Professor Gerard Quinn is a leading authority on international and comparative disability law and policy and is a professor of law at NUI Galway.
He directs the Centre for Disability Law and Policy at the School of Law, which was established by a grant from Atlantic Philanthropies in 2008. The Centre is a founding member of the Lifecourse Policy Research Institute at the University. He was called to the Irish Bar in 1983, and holds a masters (LL.M) and doctorate in law (SJD) from Harvard Law School as well as a BA (Political Science) and LL.B from NUI Galway.
His animating philosophy is ‘scholarship in action’ which means placing the assets of the university at the service of democratic reform processes.
In keeping with this philosophy he has undertaken many different roles outside of the academy in government, international treaty monitoring bodies and with civil society. He was director of the Irish Government’s Law Reform Commission and also a civil servant in the European Commission where he helped change EU policy on disability. He served on the Irish Government’s Commission on the Status of persons with Disabilities (1993-1996) and the Irish Human Rights Commission (2002-2012). He led the delegation of Rehabilitation International during the negotiations of the United Nations Convention on the Rights of Persons with Disabilities in New York. And he served as First Vice President of the Committee on Economic and Social Rights under a Council of Europe treaty on social rights where he developed its jurisprudence on the rights of older people as well as people with disabilities.
Gerard sits on various international advisory boards dealing with disability law and policy issues such as SOROS-Open Society Foundation (Washington, DC), the European Foundation Centre Consortium on Disability (Brussels), the European Coalition for Community Living (London) and Interights (London). He received the Presidential Award of excellence from Rehabilitation International in 2008 and in 2012 he was named by Enterprise Ireland as a ’Champion of European Research’. More recently he was appointed by President Michael D. Higgins to serve on the Council of State, which provides constitutional advice to the President.
Gerard’s research has always been crafted for high impact. He co-authored the first book in the world on comparative disability law in 1992. This led directly to his appointment both to the Commission on the Status of People with Disabilities and to the European Commission. He continues to produce research for and with the European Commission on a variety of disability topics and more particularly on EU implementation of the UN Convention on the Rights of people with disabilities. He has led several research networks for the European Commission and currently directs a Europe-wide Marie Curie Initial Training Network (ITN) PhD network on the UN Convention. His aim through such networks is to form the next generation of disability policy entrepreneurs who have the skills to impact processes of change.
In 2001 He co-authored and led a major Study for the United Nations on “Human Rights and Disability: The Current Use and Future Potential of United National Human Rights Instruments in the Context of Disability” which was the first serious articulation of the case for a treaty.
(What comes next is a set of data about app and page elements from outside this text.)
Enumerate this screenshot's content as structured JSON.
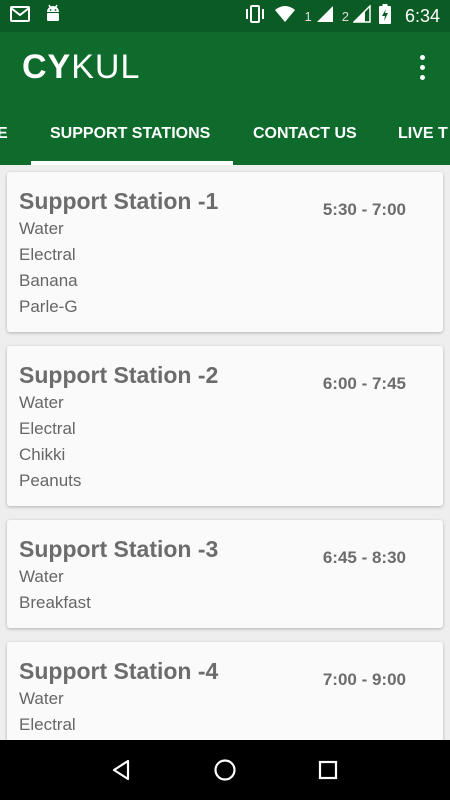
{
  "status_bar": {
    "sim1": "1",
    "sim2": "2",
    "time": "6:34",
    "icons": [
      "gmail-icon",
      "android-icon",
      "vibrate-icon",
      "wifi-icon",
      "signal-icon",
      "battery-charging-icon"
    ]
  },
  "app_bar": {
    "logo_bold": "CY",
    "logo_thin": "KUL"
  },
  "tabs": [
    {
      "label": "E"
    },
    {
      "label": "SUPPORT STATIONS",
      "selected": true
    },
    {
      "label": "CONTACT US"
    },
    {
      "label": "LIVE T"
    }
  ],
  "stations": [
    {
      "title": "Support Station -1",
      "time": "5:30 - 7:00",
      "items": [
        "Water",
        "Electral",
        "Banana",
        "Parle-G"
      ]
    },
    {
      "title": "Support Station -2",
      "time": "6:00 - 7:45",
      "items": [
        "Water",
        "Electral",
        "Chikki",
        "Peanuts"
      ]
    },
    {
      "title": "Support Station -3",
      "time": "6:45 - 8:30",
      "items": [
        "Water",
        "Breakfast"
      ]
    },
    {
      "title": "Support Station -4",
      "time": "7:00 - 9:00",
      "items": [
        "Water",
        "Electral"
      ]
    }
  ],
  "nav_bar": {
    "icons": [
      "back-icon",
      "home-icon",
      "recents-icon"
    ]
  },
  "colors": {
    "status_bar": "#0b5c24",
    "primary": "#0e6b2c",
    "card_text": "#6c6c6c"
  }
}
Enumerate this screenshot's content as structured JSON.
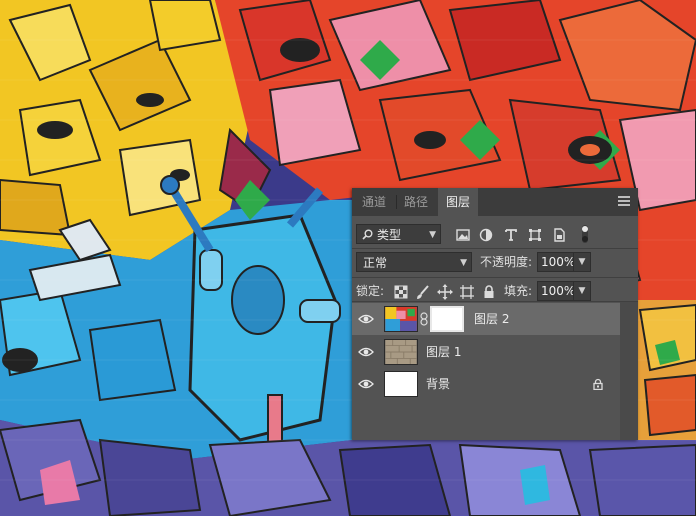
{
  "panel": {
    "tabs": [
      {
        "label": "通道",
        "active": false
      },
      {
        "label": "路径",
        "active": false
      },
      {
        "label": "图层",
        "active": true
      }
    ],
    "filter": {
      "label": "类型",
      "icon": "search-icon"
    },
    "filter_icons": [
      "image-filter-icon",
      "adjustment-filter-icon",
      "type-filter-icon",
      "shape-filter-icon",
      "smart-object-filter-icon",
      "filter-toggle-icon"
    ],
    "blend_mode": "正常",
    "opacity": {
      "label": "不透明度:",
      "value": "100%"
    },
    "lock": {
      "label": "锁定:",
      "icons": [
        "lock-transparent-icon",
        "lock-paint-icon",
        "lock-move-icon",
        "lock-artboard-icon",
        "lock-all-icon"
      ]
    },
    "fill": {
      "label": "填充:",
      "value": "100%"
    },
    "layers": [
      {
        "name": "图层 2",
        "visible": true,
        "selected": true,
        "has_mask": true
      },
      {
        "name": "图层 1",
        "visible": true,
        "selected": false,
        "has_mask": false
      },
      {
        "name": "背景",
        "visible": true,
        "selected": false,
        "locked": true
      }
    ]
  },
  "colors": {
    "panel_bg": "#535353",
    "tab_bar_bg": "#3c3c3c",
    "selected_layer_bg": "#6a6a6a"
  }
}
It had a major bearing on the treaty negotiations in the UN where he chaired a working group on non-discrimination. His more recent research includes one of the first books on the UN Convention (Nijhoff, 2009) and another major Study for the UN on the EU Structural Funds and their potential to help achieve community living across Europe (2012). He co-edits (with Professor Lisa Waddington of Maastricht University and Dr Eilionoir Flynn of NUI Galway) an annual internationally peer reviewed Yearbook on European Disability Law published by Intersentia (entering Vol. 4 in 2013). He publishes regularly in major international law reviews and has contributed many chapters to volumes published by Oxford University Press and Cambridge University Press. His works have been widely cited and translated into Russian, French, Spanish, Chinese, Japanese, and Georgian.
To date he has directly raised approximately €8 million in research awards and philanthropic grants. He has indirectly raised another €3 million in collaboration with others. He leads the International Summer School on Disability Law at NUI Galway, which enters its fifth session in 2013 and attracts a worldwide audience. In 2011 his students took the initiative to set up the country’s first university-based Disability Legal Information Clinic.